Avoid Allergy & Asthma Triggers as You Shape Up
Summer’s here! And it’s normal to want to get in shape for pool parties and trips to the beach. The decision to exercise is good news for your health. But if you have allergies or asthma, the hidden triggers at the gym may be bad for your condition.
The American College of Allergy, Asthma & Immunology and its allergist members, doctors who are experts at diagnosing and treating allergies & asthma, suggest the following tips to keep your visits to the health club sniffle, sneeze, and wheeze free.
Bring your own mat.
Yoga isn’t relaxing if you break out in hives thanks to that cushy mat likely made of latex. That doesn’t mean you can’t enjoy yoga or other floor exercises – bring your own latex-free mat.
Not everyone in the pool.
Swimming is an excellent form of exercise for most people, particularly those with asthma – unless chlorine is one of your asthma triggers, or you’re allergic to it. Chlorine allergy can cause everything from irritation – itchy red eyes or a rash – to trouble breathing. Your allergist can help you determine whether you should opt for the treadmill.
Don’t forget to bring your own latex-free exercise mat!
Check the label before you energize.
Energy bars and protein shakes can help you make it through your workout. But if you have a nut, wheat, egg, soy, or milk allergy, be sure you carefully read the ingredients first.
Protect yourself from the disinfectant.
Gyms often use a disinfectant spray to try to keep equipment germ-free. But many of those sprays have a strong odor and contain problematic chemicals or VOCs (volatile organic compounds). That could be why you sneeze or wheeze every time you hit the gym. So it’s a good idea to use your allergy or asthma medication before you work out.
Make sure your skin breathes, not
Many exercise clothes are made of polyester and nylon, which helps keep sweat off your skin. But if you have an allergy to synthetic materials, these fabrics can make you itch like crazy. Check clothing labels before you purchase. Lycra (spandex) – which gives clothes that comfy stretch – is higher quality and less likely to irritate.
Warm up and cool down.
Exercise-induced bronchoconstriction can cause chest tightness and trouble breathing in people who have asthma, and sometimes in others, too. If you run into breathing problems when you exercise, ease in and out of workouts and use an inhaler before exercise. Breathe through your nose rather than your mouth. And if you have a cold, take it easy, as viruses can be an asthma trigger.
Not sure what’s making you sneeze and wheeze? An allergist can help ease your symptoms by identifying your allergy or asthma triggers and prescribing treatment.

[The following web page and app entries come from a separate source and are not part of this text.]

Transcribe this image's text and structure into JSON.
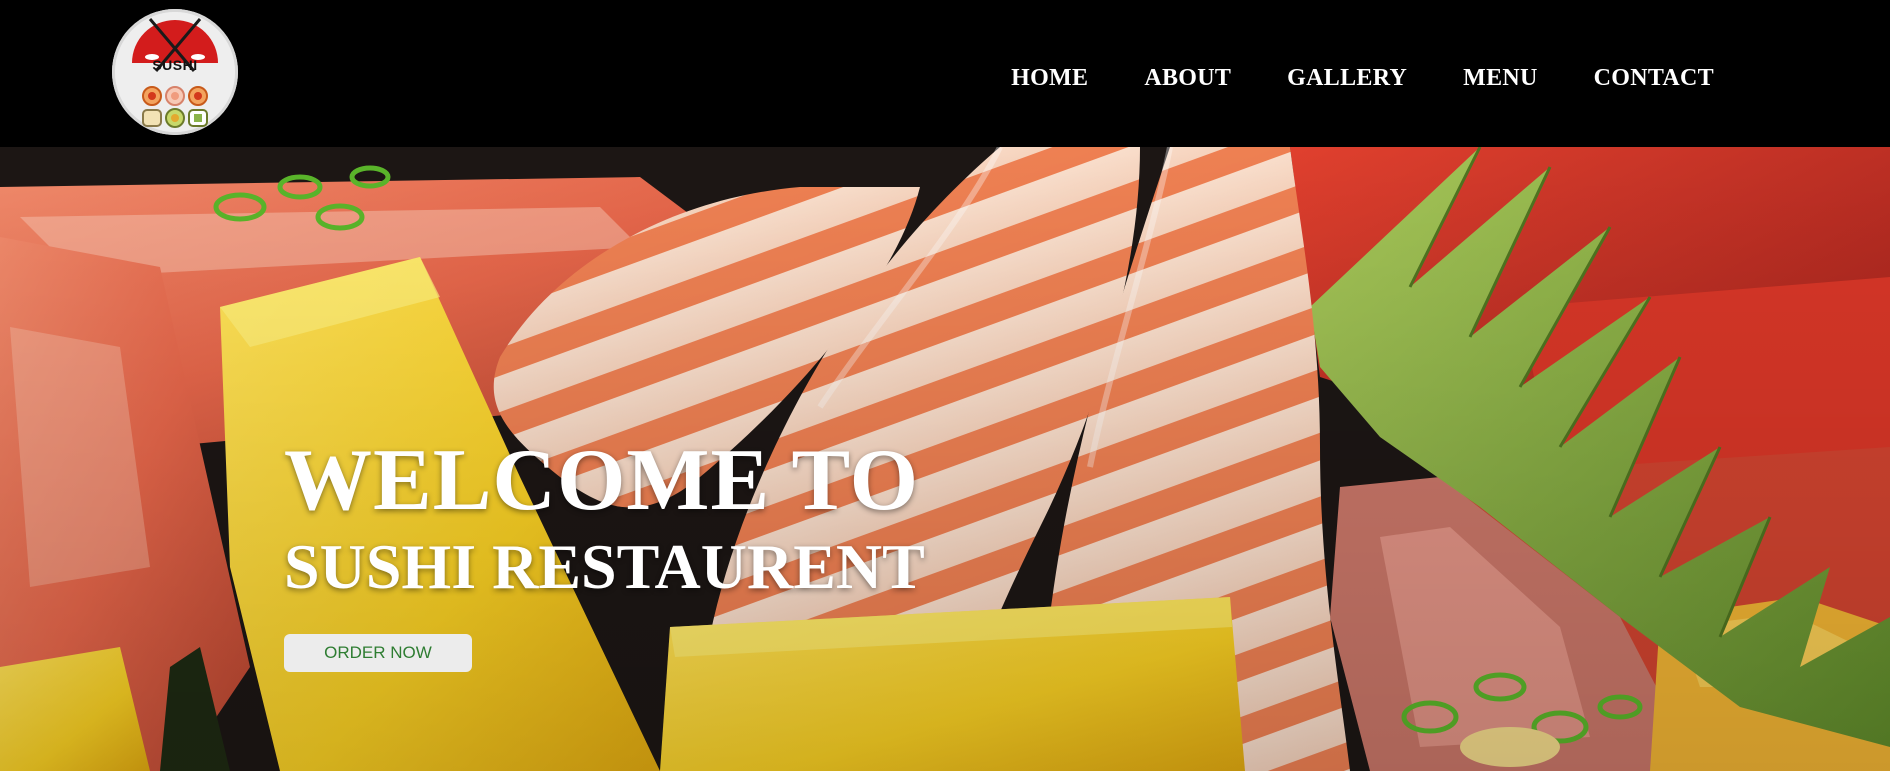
{
  "brand": {
    "logo_text": "SUSHI"
  },
  "nav": {
    "items": [
      {
        "label": "HOME"
      },
      {
        "label": "ABOUT"
      },
      {
        "label": "GALLERY"
      },
      {
        "label": "MENU"
      },
      {
        "label": "CONTACT"
      }
    ]
  },
  "hero": {
    "line1": "WELCOME TO",
    "line2": "SUSHI RESTAURENT",
    "cta_label": "ORDER NOW"
  },
  "colors": {
    "navbar_bg": "#000000",
    "text": "#ffffff",
    "button_bg": "#ececec",
    "button_text": "#2e7d32",
    "logo_red": "#d31c1c"
  }
}
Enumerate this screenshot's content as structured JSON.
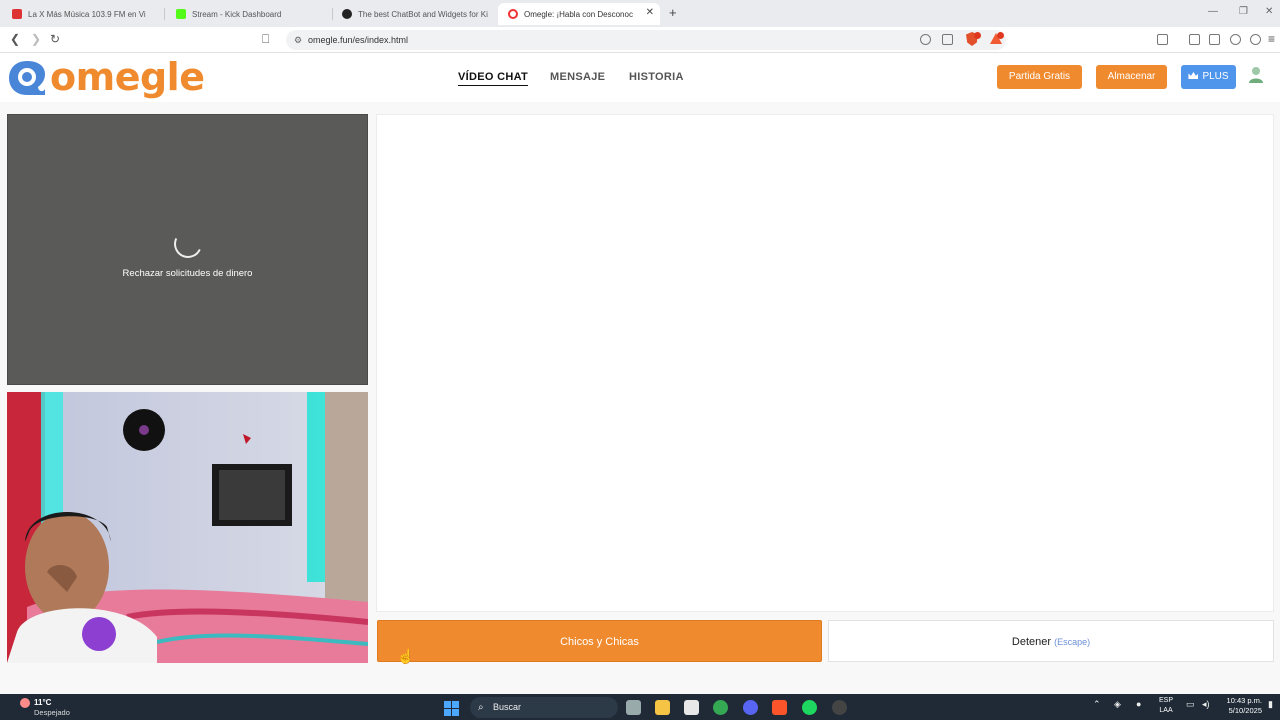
{
  "browser": {
    "tabs": [
      {
        "title": "La X Más Música 103.9 FM en Vi",
        "active": false
      },
      {
        "title": "Stream - Kick Dashboard",
        "active": false
      },
      {
        "title": "The best ChatBot and Widgets for Ki",
        "active": false
      },
      {
        "title": "Omegle: ¡Habla con Desconoc",
        "active": true
      }
    ],
    "new_tab_label": "+",
    "url": "omegle.fun/es/index.html"
  },
  "site": {
    "logo_text": "omegle",
    "nav": [
      {
        "label": "VÍDEO CHAT",
        "active": true
      },
      {
        "label": "MENSAJE",
        "active": false
      },
      {
        "label": "HISTORIA",
        "active": false
      }
    ],
    "buttons": {
      "free_game": "Partida Gratis",
      "store": "Almacenar",
      "plus": "PLUS"
    }
  },
  "video": {
    "remote_message": "Rechazar solicitudes de dinero"
  },
  "controls": {
    "start_label": "Chicos y Chicas",
    "stop_label": "Detener",
    "stop_hint": "(Escape)"
  },
  "taskbar": {
    "temperature": "11°C",
    "weather": "Despejado",
    "search_label": "Buscar",
    "language": "ESP",
    "layout": "LAA",
    "time": "10:43 p.m.",
    "date": "5/10/2025"
  },
  "colors": {
    "brand_orange": "#f08a2e",
    "plus_blue": "#4f95ec",
    "logo_blue": "#4a86d8"
  }
}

To find an allergist near you visit AllergyAndAsthmaRelief.org.
Source: American College of Allergy, Asthma & Immunology, www.acaai.org
This article was originally published in Coping® with Allergies & Asthma magazine, May/June 2011.